Trouble sifting through the mire of endless possibilities, nostalgia traps, and serialized fluff that contemporary television viewing offers? Here are six surefire series worthy of your time, effort and, most importantly, your DVR.
March 9, WGN America
Executive-produced by Academy Award-winning musician John Legend, Underground is a high-intensity, emotional ride on the Underground Railroad. Set in 1857, Underground follows a group of slaves and their attempt to escape 600 miles from a Georgia plantation to freedom. Jurnee Smollett-Bell (Parenthood, Friday Night Lights) stars as Rosalee, alongside Christopher Meloni (Law & Order: SVU), Aldis Hodge (Leverage), and Adina Porter (True Blood).
And Then There Were None
March 13 and March 14, Lifetime
This mini-series, adapted from mystery queen Agatha Christie’s best-selling novel, earned rave reviews when it debuted across the pond last year in three installments. Now it comes stateside for a two-night TV movie, in which a group of eight strangers gather on a remote island. Of course, only one will leave alive. And what a group it is—Game of Thrones veterans Charles Dance and Burn Gorman star, along with Black Sails’ Toby Stephens and Sam Neill of Jurassic Park fame. And we get to watch them die one by one. Fun!
March 11, Netflix
Will Arnett’s first Netflix outing, BoJack Horseman, was a surprisingly deep and occasionally depressing “real-talk” comedy, considering that the cast consisted solely of colorful talking animals. It also just happened to be one of the best shows of 2015. Flaked, co-created by Mr. Arnett and Arrested Development creator Mitch Hurwitz, continues down that same “laugh to cover the sadness” path. Mr. Arnett stars as Chip, a recovering alcoholic prone to self-sabotage—whether that means falling in love with the object of his best friend’s desire or making the decision to live in a place like Venice Beach.

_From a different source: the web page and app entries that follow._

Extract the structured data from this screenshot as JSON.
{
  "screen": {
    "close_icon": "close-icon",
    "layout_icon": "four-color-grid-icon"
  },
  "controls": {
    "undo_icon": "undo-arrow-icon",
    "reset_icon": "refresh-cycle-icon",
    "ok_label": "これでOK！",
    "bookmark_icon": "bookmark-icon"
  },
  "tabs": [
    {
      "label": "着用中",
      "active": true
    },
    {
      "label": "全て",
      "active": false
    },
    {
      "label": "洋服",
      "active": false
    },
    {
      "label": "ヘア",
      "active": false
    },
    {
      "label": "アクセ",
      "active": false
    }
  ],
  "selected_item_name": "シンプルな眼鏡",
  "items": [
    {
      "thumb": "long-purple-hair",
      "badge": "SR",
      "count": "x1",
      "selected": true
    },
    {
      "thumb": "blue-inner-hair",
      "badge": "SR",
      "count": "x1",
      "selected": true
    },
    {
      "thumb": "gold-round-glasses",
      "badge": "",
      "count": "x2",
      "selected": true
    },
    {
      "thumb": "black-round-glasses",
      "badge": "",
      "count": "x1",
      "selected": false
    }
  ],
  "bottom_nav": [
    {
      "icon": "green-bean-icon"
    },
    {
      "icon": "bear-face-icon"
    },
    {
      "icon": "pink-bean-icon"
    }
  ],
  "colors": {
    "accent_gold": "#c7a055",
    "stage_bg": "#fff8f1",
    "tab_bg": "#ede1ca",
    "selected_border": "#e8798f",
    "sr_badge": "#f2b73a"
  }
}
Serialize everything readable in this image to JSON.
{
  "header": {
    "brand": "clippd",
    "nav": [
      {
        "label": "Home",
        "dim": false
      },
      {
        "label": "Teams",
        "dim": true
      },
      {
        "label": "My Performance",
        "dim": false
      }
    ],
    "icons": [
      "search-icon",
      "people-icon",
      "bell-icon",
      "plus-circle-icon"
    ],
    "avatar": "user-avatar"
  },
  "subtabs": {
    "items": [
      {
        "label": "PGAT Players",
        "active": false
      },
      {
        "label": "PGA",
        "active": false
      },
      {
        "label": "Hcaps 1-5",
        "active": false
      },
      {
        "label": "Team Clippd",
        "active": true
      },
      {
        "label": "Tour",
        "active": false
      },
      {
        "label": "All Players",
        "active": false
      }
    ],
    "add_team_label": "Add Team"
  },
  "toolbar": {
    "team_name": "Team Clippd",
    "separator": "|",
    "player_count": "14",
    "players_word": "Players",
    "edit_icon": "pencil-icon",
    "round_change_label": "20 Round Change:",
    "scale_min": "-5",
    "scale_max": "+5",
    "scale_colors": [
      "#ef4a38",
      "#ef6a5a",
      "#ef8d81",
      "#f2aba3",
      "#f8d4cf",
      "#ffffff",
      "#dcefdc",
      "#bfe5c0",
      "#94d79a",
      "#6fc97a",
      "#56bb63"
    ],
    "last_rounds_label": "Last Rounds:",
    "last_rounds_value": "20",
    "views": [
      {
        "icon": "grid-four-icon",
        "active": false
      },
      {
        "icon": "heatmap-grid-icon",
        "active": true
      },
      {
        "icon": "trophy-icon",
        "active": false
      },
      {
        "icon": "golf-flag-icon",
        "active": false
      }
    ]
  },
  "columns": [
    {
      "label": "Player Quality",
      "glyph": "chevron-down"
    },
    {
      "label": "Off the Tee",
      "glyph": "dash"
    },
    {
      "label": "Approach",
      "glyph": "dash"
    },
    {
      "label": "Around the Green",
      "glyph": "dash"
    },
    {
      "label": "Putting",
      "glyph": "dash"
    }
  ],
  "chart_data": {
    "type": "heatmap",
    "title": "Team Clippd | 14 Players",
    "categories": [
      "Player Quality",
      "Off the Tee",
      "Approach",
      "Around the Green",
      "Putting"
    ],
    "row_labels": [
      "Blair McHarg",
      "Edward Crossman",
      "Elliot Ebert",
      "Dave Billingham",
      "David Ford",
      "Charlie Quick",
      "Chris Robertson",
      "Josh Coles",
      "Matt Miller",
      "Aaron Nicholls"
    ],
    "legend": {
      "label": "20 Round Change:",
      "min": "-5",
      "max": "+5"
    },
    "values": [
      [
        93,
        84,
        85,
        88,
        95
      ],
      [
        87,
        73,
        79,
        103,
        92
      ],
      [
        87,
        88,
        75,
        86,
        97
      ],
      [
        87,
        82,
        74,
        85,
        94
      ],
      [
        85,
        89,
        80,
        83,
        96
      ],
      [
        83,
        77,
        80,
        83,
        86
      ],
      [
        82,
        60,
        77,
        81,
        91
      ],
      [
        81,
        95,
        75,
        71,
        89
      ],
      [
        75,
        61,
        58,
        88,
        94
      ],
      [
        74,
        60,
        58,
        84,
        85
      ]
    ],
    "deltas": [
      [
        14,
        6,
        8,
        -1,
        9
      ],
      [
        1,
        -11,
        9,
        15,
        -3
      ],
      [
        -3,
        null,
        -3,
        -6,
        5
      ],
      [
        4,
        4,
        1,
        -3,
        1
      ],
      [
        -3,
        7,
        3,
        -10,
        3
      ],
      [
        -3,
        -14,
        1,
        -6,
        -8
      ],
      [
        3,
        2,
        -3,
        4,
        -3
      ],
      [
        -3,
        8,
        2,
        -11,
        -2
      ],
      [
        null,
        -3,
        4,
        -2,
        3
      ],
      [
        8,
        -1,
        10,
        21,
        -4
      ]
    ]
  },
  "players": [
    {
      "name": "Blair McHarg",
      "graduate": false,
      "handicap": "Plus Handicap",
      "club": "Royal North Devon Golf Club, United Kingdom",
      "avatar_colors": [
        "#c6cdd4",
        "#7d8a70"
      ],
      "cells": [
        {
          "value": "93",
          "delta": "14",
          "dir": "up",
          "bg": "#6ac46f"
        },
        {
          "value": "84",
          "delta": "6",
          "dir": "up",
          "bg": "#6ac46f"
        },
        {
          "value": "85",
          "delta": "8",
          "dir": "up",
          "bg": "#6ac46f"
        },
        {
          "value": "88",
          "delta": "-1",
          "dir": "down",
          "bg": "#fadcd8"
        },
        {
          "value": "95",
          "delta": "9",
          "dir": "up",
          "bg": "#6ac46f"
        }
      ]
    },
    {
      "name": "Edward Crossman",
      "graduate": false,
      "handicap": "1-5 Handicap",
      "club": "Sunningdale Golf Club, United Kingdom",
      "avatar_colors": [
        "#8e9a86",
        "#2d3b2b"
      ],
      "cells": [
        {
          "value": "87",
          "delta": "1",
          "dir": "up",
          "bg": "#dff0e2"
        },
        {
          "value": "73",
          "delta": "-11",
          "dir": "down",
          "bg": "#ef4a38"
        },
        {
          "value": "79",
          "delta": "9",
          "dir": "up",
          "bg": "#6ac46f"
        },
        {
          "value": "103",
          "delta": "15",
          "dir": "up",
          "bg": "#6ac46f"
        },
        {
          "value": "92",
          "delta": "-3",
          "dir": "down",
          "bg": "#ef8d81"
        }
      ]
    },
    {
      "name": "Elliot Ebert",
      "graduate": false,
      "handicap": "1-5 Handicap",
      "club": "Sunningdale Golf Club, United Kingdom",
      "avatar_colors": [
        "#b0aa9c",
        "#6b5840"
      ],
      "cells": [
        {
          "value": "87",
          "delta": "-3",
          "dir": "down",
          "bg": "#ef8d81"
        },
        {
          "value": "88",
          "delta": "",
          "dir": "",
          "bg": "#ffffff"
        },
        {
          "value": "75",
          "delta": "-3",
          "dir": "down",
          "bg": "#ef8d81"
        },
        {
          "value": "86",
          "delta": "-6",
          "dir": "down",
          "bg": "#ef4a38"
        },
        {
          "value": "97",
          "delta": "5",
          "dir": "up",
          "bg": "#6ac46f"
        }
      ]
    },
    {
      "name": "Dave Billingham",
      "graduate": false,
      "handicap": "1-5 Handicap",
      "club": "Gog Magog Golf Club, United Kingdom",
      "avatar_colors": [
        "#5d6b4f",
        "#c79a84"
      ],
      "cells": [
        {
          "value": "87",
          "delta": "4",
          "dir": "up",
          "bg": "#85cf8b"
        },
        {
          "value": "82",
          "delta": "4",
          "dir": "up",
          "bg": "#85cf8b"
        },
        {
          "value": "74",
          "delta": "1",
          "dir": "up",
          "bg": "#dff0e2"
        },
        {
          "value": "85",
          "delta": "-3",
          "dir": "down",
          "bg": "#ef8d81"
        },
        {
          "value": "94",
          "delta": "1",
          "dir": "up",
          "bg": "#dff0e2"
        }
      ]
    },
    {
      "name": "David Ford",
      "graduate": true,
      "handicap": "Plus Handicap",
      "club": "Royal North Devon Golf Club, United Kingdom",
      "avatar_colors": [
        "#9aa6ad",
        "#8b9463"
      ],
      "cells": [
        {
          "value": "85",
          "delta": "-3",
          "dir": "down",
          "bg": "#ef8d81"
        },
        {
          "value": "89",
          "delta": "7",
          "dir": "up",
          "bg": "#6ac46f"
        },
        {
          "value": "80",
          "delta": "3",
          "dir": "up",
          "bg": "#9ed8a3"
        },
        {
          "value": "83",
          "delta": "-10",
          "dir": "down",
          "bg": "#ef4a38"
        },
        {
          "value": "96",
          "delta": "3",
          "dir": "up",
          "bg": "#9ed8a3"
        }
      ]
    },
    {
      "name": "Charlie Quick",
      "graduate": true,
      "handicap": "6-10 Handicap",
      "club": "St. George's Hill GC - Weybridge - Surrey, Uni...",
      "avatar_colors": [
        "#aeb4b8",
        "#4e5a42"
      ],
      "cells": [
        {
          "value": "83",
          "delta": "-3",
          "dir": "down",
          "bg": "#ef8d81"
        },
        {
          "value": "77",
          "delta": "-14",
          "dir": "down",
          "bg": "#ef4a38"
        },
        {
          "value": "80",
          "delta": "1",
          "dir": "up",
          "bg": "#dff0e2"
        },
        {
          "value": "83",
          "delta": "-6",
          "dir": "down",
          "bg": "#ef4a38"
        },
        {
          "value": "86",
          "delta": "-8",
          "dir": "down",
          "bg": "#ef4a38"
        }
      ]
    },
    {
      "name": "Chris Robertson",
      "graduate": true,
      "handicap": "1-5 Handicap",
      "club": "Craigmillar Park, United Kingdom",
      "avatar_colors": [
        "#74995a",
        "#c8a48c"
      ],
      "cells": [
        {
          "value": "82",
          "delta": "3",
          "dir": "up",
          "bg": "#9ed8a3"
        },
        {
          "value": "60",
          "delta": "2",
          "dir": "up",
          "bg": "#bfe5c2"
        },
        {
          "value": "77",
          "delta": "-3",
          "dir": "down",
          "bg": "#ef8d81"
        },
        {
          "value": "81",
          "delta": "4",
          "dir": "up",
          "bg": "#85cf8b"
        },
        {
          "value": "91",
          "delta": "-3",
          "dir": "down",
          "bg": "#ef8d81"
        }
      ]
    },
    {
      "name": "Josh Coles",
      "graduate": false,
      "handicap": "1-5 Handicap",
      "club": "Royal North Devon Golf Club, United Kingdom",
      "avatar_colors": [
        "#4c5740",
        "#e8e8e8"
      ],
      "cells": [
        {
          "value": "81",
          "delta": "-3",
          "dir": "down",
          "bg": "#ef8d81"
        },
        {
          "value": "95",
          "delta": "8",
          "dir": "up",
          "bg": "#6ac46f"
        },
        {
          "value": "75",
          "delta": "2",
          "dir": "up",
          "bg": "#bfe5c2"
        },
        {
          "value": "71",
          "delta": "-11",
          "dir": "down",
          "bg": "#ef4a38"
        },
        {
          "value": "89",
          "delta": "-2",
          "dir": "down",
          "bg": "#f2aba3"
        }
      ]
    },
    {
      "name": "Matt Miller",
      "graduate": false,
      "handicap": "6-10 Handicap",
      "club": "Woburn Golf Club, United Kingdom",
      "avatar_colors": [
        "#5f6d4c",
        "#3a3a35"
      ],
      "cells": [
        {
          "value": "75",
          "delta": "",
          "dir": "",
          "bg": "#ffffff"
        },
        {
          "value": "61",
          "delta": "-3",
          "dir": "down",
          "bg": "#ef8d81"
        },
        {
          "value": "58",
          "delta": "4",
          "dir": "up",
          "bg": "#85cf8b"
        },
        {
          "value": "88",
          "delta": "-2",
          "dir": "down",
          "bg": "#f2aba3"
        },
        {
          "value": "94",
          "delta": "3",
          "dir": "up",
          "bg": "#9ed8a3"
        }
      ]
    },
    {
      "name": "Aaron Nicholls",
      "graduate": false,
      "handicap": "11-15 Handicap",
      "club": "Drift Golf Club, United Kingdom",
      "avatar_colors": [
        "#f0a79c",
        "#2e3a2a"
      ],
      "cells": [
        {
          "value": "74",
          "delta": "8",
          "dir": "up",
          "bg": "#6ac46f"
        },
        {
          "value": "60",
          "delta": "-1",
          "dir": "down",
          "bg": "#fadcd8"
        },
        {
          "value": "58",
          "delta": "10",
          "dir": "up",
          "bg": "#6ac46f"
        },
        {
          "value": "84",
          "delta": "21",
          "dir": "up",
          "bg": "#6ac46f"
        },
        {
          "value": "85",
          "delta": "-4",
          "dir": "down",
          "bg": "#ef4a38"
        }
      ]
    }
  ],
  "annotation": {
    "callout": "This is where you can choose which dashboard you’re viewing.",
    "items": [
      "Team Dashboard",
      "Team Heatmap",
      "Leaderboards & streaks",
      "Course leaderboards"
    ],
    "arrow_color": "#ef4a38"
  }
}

March 3, ABC
Jenna Bans is a graduate of the “School of Addicting Television,” a.k.a. under the tutelage of Shonda Rhimes. A former co-executive producer and writer on Grey’s Anatomy and Scandal, Ms. Bans tries her first hand at showrunning with The Family, ABC’s latest addition to Thursday nights. A politician’s son returns home decades after he was presumed dead. The more the family attempts to integrate the son they thought lost, the question becomes not where he has been, but if he’s even who he says he is. Three-time Oscar nominee Joan Allen stars.
Hap and Leonard
March 2, Sundance TV
Sundance TV has gathered a hell of a trio for this comedy noir set in the swamps of 1980s Louisiana. Ex-convict Hap (The Following‘s James Purefoy) and his gay Vietnam veteran best friend Leonard (The Wire‘s Michael Kenneth Williams) are pulled into a treasure hunt by Hap’s ex-wife Trudy, played by Mad Men’s Christina Hendricks. Full disclosure, I’d recommend almost anything that gets these three back onto television, but luckily the endlessly charming Hap and Leonard makes a case for itself.
What do a preacher with God-like powers, an Irish vampire and a deformed man named Arseface have in common? They make up AMC’s crude, outlandish new series, adapted from the comic book series of the same name. Seth Rogen and Evan Goldberg developed and directed this decidedly dark tale that sees a preacher (Dominic Cooper) in the middle of a crisis of faith, who sets out to find some answers from the only one holding all the questions—God himself.